As Daniel Carlat outlines in a wonderful post — a must read, very high infotainment value — this is a pretty entertaining missing match. We have Allen Frances, a prominent psychiatrist who helped produce the previous edition of the DSM, leveling some very harsh criticisms of the process designed to produce a new edition by 2012. And we have that critique answered harshly by the American Psychiatric Association (APA) in a memo that essentially accuses Frances of being either stupid or a liar — and corrupt or greedy.
To wit, Frances, among other things, argues that
“The simple truth is that descriptive psychiatric diagnosis does not need and cannot support a paradigm shift. There can be no dramatic improvements in psychiatric diagnosis until we make a fundamental leap in our understanding of what causes mental disorders. The incredible recent advances in neuroscience, molecular biology, and brain imaging that have taught us so much about normal brain functioning are still not relevant to the clinical practicalities of everyday psychiatric diagnosis. The clearest evidence supporting this disappointing fact is that not even one biological test is ready for inclusion in the criteria sets for DSM-5.”
He also argues that the broadening of categories underway will aggravate existing problems with overdiagnosis and overmedication:
The result would be a wholesale imperial medicalization of normality that will trivialize mental disorder and lead to a deluge of unneeded medication treatment–a bonanza for the pharmaceutical industry but at a huge cost to the new false positive “patients” caught in the excessively wide DSM-V net. They will pay a high price in side effects, dollars, and stigma, not to mentions the unpredictable impact on insurability, disability, and forensics.
The APA fires back by questioning Frances’s integrity and motives.
This won’t do much to shine up psychiatry’s reputation, which has been tarnished and scratched enough lately. But something like this was virtually inevitable once the APA perversely decided to make the process of revising the DSM closed and secretive. They did so, mind you, when a) the world in general is moving toward open source, transparent means of decision-making and b) psychiatry in particular is in very hot water — a major crisis, really — because of hidden conflicts of interest and a growing feeling that too many diagnoses are being shaped and applied because they are friendly to pharmaceutical companies rather than true to science and human nature. As soon as I heard about the closed system by which the EPA proposed to revise the DSM, I was astonished that they would take such a vital process behind closed doors. No matter what the quality of the work done, they were begging for trouble. And with both psychiatry and the implications of its ever-expanding diagnostic list under fire, the move struck me as rather self-destructive. I would open the DSM-IV to find some suitable diagnoses — but that would be too easy.
I think — I hope — this early explosion will turn out to be a good thing. Maybe it will convince the APA to open things up so that the inevitable critiques and argument can be made as part of the process of settling on a new diagnostic framework rather than after the fact.
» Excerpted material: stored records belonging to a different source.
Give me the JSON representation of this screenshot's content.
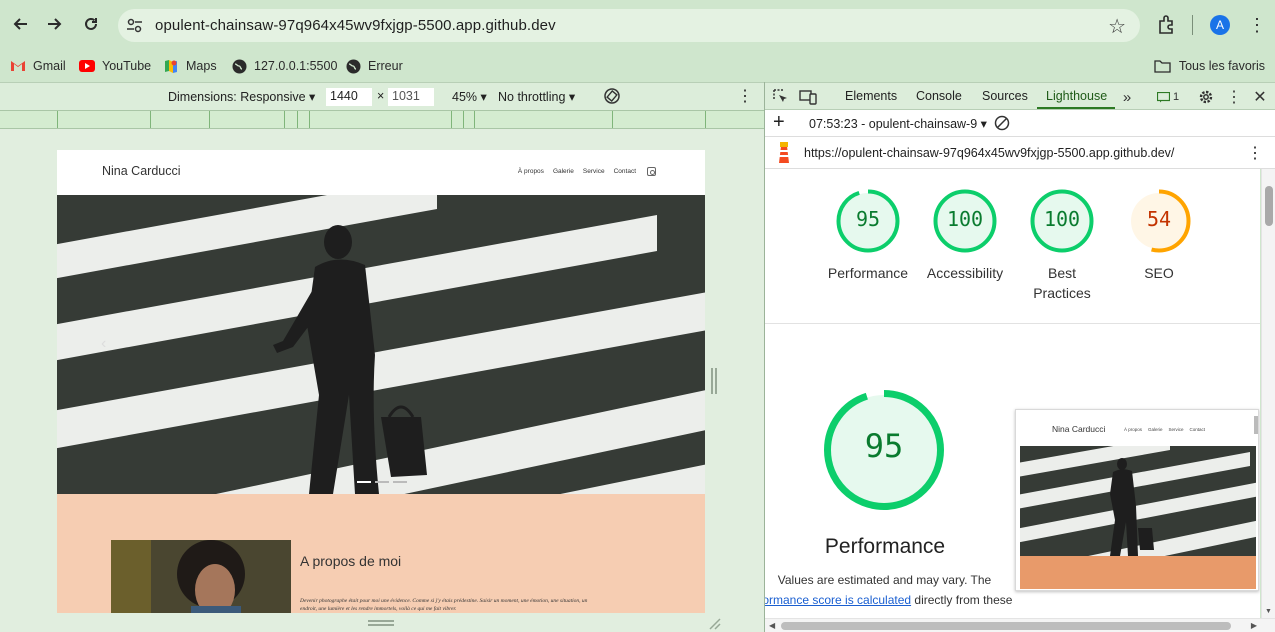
{
  "browser": {
    "url": "opulent-chainsaw-97q964x45wv9fxjgp-5500.app.github.dev",
    "profile_initial": "A",
    "bookmarks": [
      {
        "label": "Gmail",
        "icon": "gmail-icon"
      },
      {
        "label": "YouTube",
        "icon": "youtube-icon"
      },
      {
        "label": "Maps",
        "icon": "maps-icon"
      },
      {
        "label": "127.0.0.1:5500",
        "icon": "globe-icon"
      },
      {
        "label": "Erreur",
        "icon": "globe-icon"
      }
    ],
    "all_bookmarks_label": "Tous les favoris"
  },
  "device_toolbar": {
    "dimensions_label": "Dimensions: Responsive",
    "width": "1440",
    "times": "×",
    "height": "1031",
    "zoom": "45%",
    "throttling": "No throttling"
  },
  "site": {
    "name": "Nina Carducci",
    "nav": [
      "À propos",
      "Galerie",
      "Service",
      "Contact"
    ],
    "about_title": "A propos de moi",
    "about_text": "Devenir photographe était pour moi une évidence. Comme si j'y étais prédestine. Saisir un moment, une émotion, une situation, un endroit, une lumière et les rendre immortels, voilà ce qui me fait vibrer."
  },
  "devtools": {
    "tabs": [
      "Elements",
      "Console",
      "Sources",
      "Lighthouse"
    ],
    "active_tab": "Lighthouse",
    "issues_count": "1",
    "report_select": "07:53:23 - opulent-chainsaw-9",
    "report_url": "https://opulent-chainsaw-97q964x45wv9fxjgp-5500.app.github.dev/"
  },
  "lighthouse": {
    "scores": [
      {
        "label": "Performance",
        "value": "95",
        "score": 95,
        "status": "pass"
      },
      {
        "label": "Accessibility",
        "value": "100",
        "score": 100,
        "status": "pass"
      },
      {
        "label": "Best Practices",
        "value": "100",
        "score": 100,
        "status": "pass"
      },
      {
        "label": "SEO",
        "value": "54",
        "score": 54,
        "status": "average"
      }
    ],
    "main_score": "95",
    "main_label": "Performance",
    "note_line1": "Values are estimated and may vary. The",
    "note_link": "rformance score is calculated",
    "note_after_link": "directly from these",
    "screenshot_site_name": "Nina Carducci",
    "screenshot_nav": [
      "À propos",
      "Galerie",
      "Service",
      "Contact"
    ]
  },
  "colors": {
    "pass": "#0cce6b",
    "pass_text": "#0a7b2f",
    "pass_bg": "#e6f9ee",
    "average": "#ffa400",
    "average_text": "#c33300",
    "average_bg": "#fff6e6",
    "browser_bg": "#cfe6cd"
  }
}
As I’ve argued before, psychiatry stands at an awkward but crucial spot right now . Having left Freud behind to embrace biological psychiatry, it finds itself holding in its arms a disgraced goddess of pharmacology. Devising a theoretical framework that is empirical but not overly based on an increasingly discredited neurochemical model of psychiatric dysfunction is going to require a more vigorous and open discussion — and despite all the progress in neuroscience and neurogenetics, Frances may be right in saying it’s just too soon.
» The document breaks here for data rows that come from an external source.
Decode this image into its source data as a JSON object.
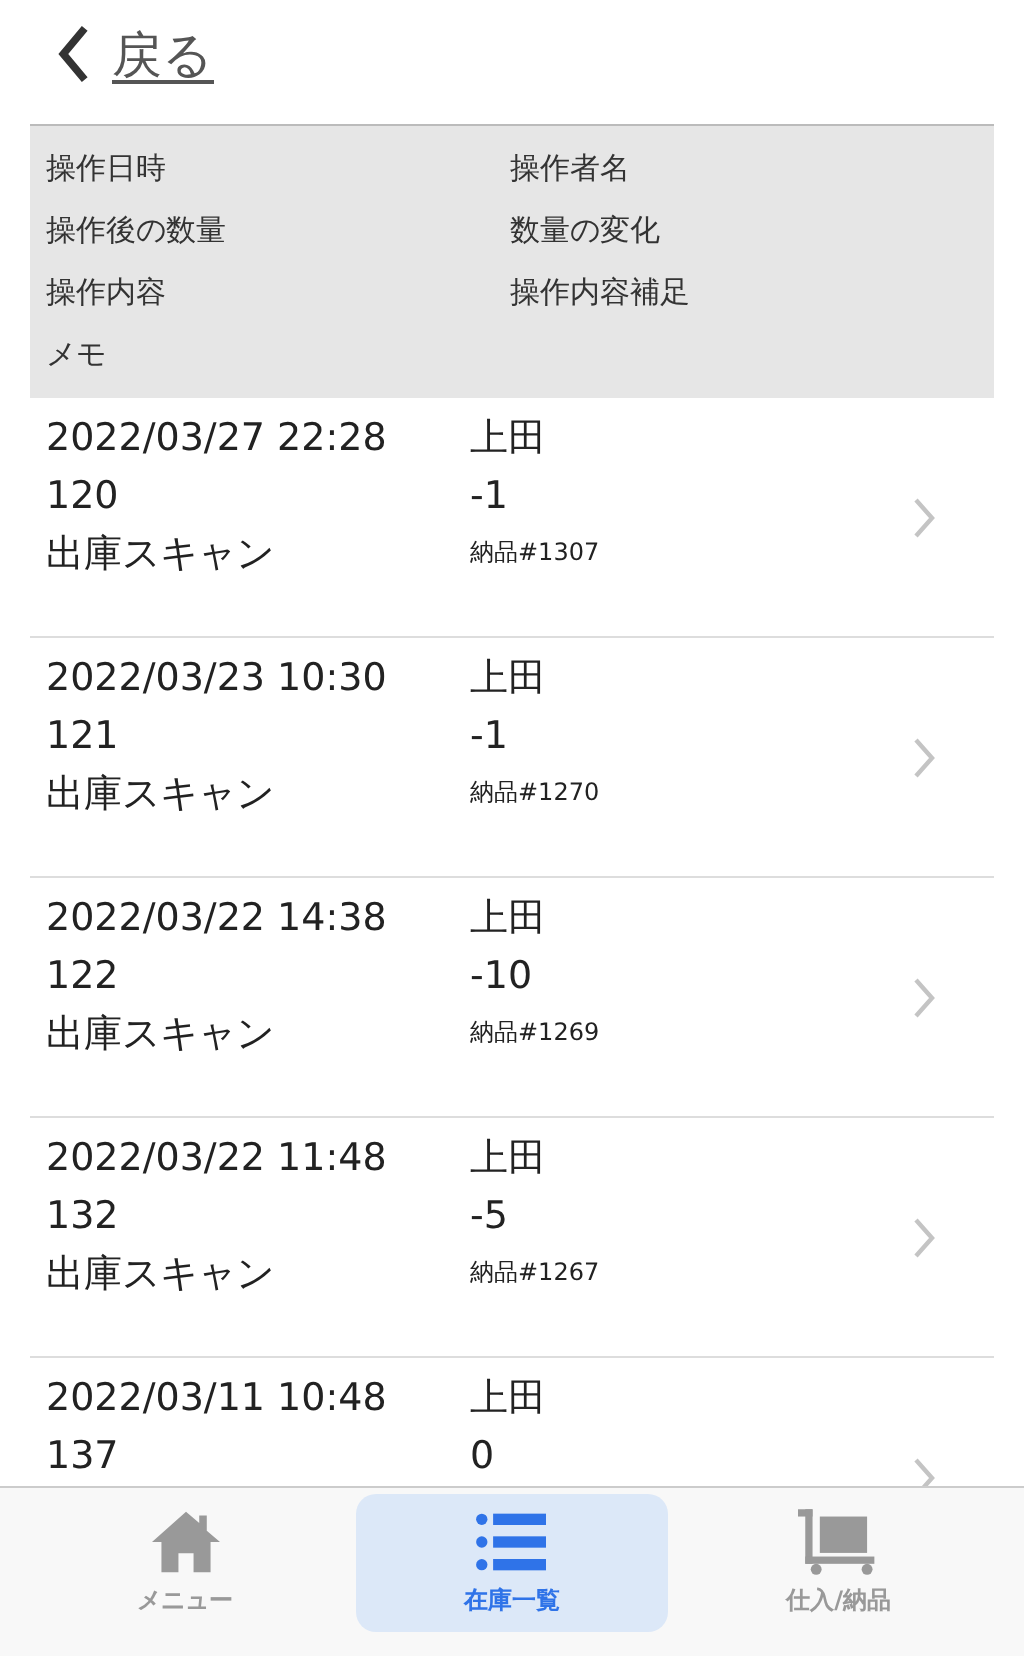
{
  "back": {
    "label": "戻る"
  },
  "header": {
    "columns": [
      [
        "操作日時",
        "操作者名"
      ],
      [
        "操作後の数量",
        "数量の変化"
      ],
      [
        "操作内容",
        "操作内容補足"
      ],
      [
        "メモ"
      ]
    ]
  },
  "rows": [
    {
      "datetime": "2022/03/27 22:28",
      "operator": "上田",
      "quantity": "120",
      "change": "-1",
      "operation": "出庫スキャン",
      "note": "納品#1307"
    },
    {
      "datetime": "2022/03/23 10:30",
      "operator": "上田",
      "quantity": "121",
      "change": "-1",
      "operation": "出庫スキャン",
      "note": "納品#1270"
    },
    {
      "datetime": "2022/03/22 14:38",
      "operator": "上田",
      "quantity": "122",
      "change": "-10",
      "operation": "出庫スキャン",
      "note": "納品#1269"
    },
    {
      "datetime": "2022/03/22 11:48",
      "operator": "上田",
      "quantity": "132",
      "change": "-5",
      "operation": "出庫スキャン",
      "note": "納品#1267"
    },
    {
      "datetime": "2022/03/11 10:48",
      "operator": "上田",
      "quantity": "137",
      "change": "0"
    }
  ],
  "tabs": [
    {
      "label": "メニュー",
      "kind": "home",
      "selected": false
    },
    {
      "label": "在庫一覧",
      "kind": "list",
      "selected": true
    },
    {
      "label": "仕入/納品",
      "kind": "cart",
      "selected": false
    }
  ]
}
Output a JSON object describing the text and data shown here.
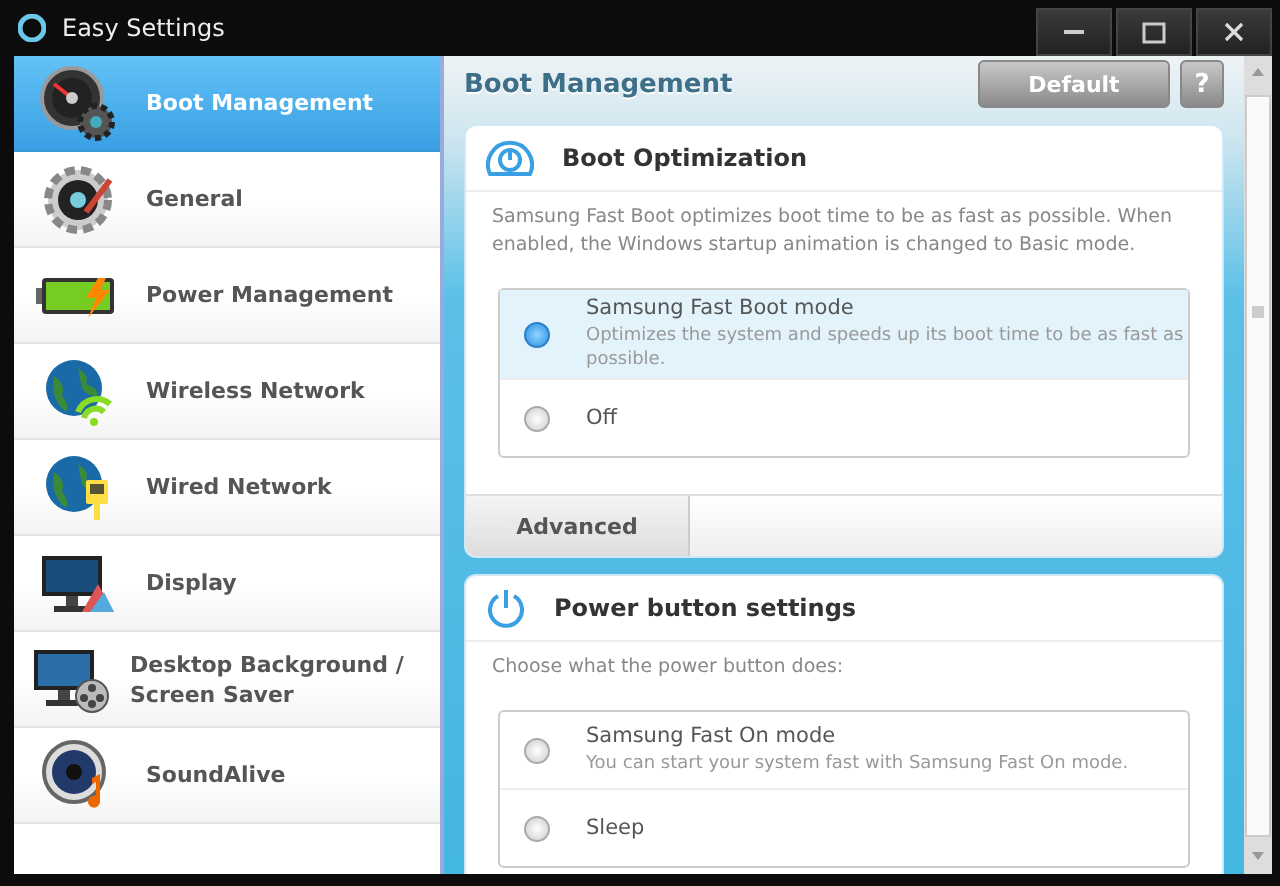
{
  "window": {
    "title": "Easy Settings"
  },
  "sidebar": {
    "items": [
      {
        "label": "Boot Management",
        "selected": true
      },
      {
        "label": "General",
        "selected": false
      },
      {
        "label": "Power Management",
        "selected": false
      },
      {
        "label": "Wireless Network",
        "selected": false
      },
      {
        "label": "Wired Network",
        "selected": false
      },
      {
        "label": "Display",
        "selected": false
      },
      {
        "label": "Desktop Background / Screen Saver",
        "selected": false
      },
      {
        "label": "SoundAlive",
        "selected": false
      }
    ]
  },
  "header": {
    "title": "Boot Management",
    "default_button": "Default",
    "help_button": "?"
  },
  "sections": [
    {
      "title": "Boot Optimization",
      "description": "Samsung Fast Boot optimizes boot time to be as fast as possible. When enabled, the Windows startup animation is changed to Basic mode.",
      "options": [
        {
          "label": "Samsung Fast Boot mode",
          "detail": "Optimizes the system and speeds up its boot time to be as fast as possible.",
          "selected": true
        },
        {
          "label": "Off",
          "selected": false
        }
      ],
      "tab": "Advanced"
    },
    {
      "title": "Power button settings",
      "description": "Choose what the power button does:",
      "options": [
        {
          "label": "Samsung Fast On mode",
          "detail": "You can start your system fast with Samsung Fast On mode.",
          "selected": false
        },
        {
          "label": "Sleep",
          "selected": false
        }
      ]
    }
  ]
}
In any event, resolving these issues and selling the result to the world — not just psychiatrists but to many people who rely on this difficult but vital discipline — will be impossible if it looks like the new book has been forged in secret. The APA needs to punch the reset button.
I hope to visit this some more, but in the meantime, you’ll want to keep tabs via Carlat, as he’ll probably stay on it more closely than I. And Doug Bremner — my earlier spat with him about PTSD notwitthstanding — is worth a follow on this as well.